“I planted him in this country/like a flag” writes Margaret Atwood in “Death of a Young Son by Drowning”, a poem that explores a mother’s grief and her forging of identity in the Canadian landscape. Physical and human geography often play an important role in poetry. From Fred Wah’s visceral evocations of dust storms in Swift Current Saskatchewan in “Breathe Dust” to Lee Maracle’s racial politics in “War”, landscapes become an anchor for memory, ideas and action. We have all planted a flag to claim and name a territory that resonates in our lives. It’s time to write a poem about it! In this unit, students write their own geo-poem and turn it into a geo-video that captures in words and images a personal geography that bears witness to our earthly lives.
In this lesson, students will have opportunities to:
- Read and discuss a selection of poems.
- Locate language in poems that they find striking and memorable.
- Write a poem that explores a personal and meaningful geography.
- Use art and digital literacy to write a poem.
- Recognize how literary elements, techniques and devices enhance and shape meaning and impact in a poem.
- Use design processes to plan, develop and create an engaging visual and oral text to perfect intonation, volume and pacing as well as memorization.
Materials and Resources
To teach this lesson, students will need:
- access to video recording software (iMovie)

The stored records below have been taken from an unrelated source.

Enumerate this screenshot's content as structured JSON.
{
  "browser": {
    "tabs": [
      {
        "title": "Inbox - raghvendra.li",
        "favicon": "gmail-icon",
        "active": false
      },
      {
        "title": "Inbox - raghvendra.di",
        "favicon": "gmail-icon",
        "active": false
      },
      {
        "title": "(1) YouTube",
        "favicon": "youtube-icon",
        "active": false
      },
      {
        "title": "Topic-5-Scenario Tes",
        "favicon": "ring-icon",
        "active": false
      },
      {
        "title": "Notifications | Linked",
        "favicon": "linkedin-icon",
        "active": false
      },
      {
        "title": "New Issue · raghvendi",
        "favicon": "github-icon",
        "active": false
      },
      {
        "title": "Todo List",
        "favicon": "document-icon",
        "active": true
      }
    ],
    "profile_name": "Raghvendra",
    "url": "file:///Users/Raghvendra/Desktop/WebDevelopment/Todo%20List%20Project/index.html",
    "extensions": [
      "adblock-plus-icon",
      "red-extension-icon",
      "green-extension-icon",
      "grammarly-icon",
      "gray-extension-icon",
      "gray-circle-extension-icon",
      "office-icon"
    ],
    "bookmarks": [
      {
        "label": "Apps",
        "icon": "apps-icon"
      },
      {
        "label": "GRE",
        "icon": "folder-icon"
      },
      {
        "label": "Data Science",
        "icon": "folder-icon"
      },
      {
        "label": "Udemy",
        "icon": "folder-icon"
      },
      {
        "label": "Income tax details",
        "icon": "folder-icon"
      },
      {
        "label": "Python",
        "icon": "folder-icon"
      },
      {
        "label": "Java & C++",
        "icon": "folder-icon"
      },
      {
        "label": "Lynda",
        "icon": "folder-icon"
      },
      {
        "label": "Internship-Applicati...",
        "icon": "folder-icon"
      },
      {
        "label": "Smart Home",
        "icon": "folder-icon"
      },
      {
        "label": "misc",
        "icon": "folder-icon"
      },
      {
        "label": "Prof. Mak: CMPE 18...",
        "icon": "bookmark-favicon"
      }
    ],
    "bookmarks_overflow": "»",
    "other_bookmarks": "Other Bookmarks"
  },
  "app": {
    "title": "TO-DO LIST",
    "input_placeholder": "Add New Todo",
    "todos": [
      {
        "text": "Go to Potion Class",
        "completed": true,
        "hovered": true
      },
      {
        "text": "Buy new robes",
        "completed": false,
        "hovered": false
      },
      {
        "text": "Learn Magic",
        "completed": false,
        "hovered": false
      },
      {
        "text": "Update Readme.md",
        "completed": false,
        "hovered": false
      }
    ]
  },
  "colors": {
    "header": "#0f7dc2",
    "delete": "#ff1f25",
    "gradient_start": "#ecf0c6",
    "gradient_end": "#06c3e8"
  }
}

- class projector and speakers
- access to Poetry In Voice online anthology
- geo-poem analysis template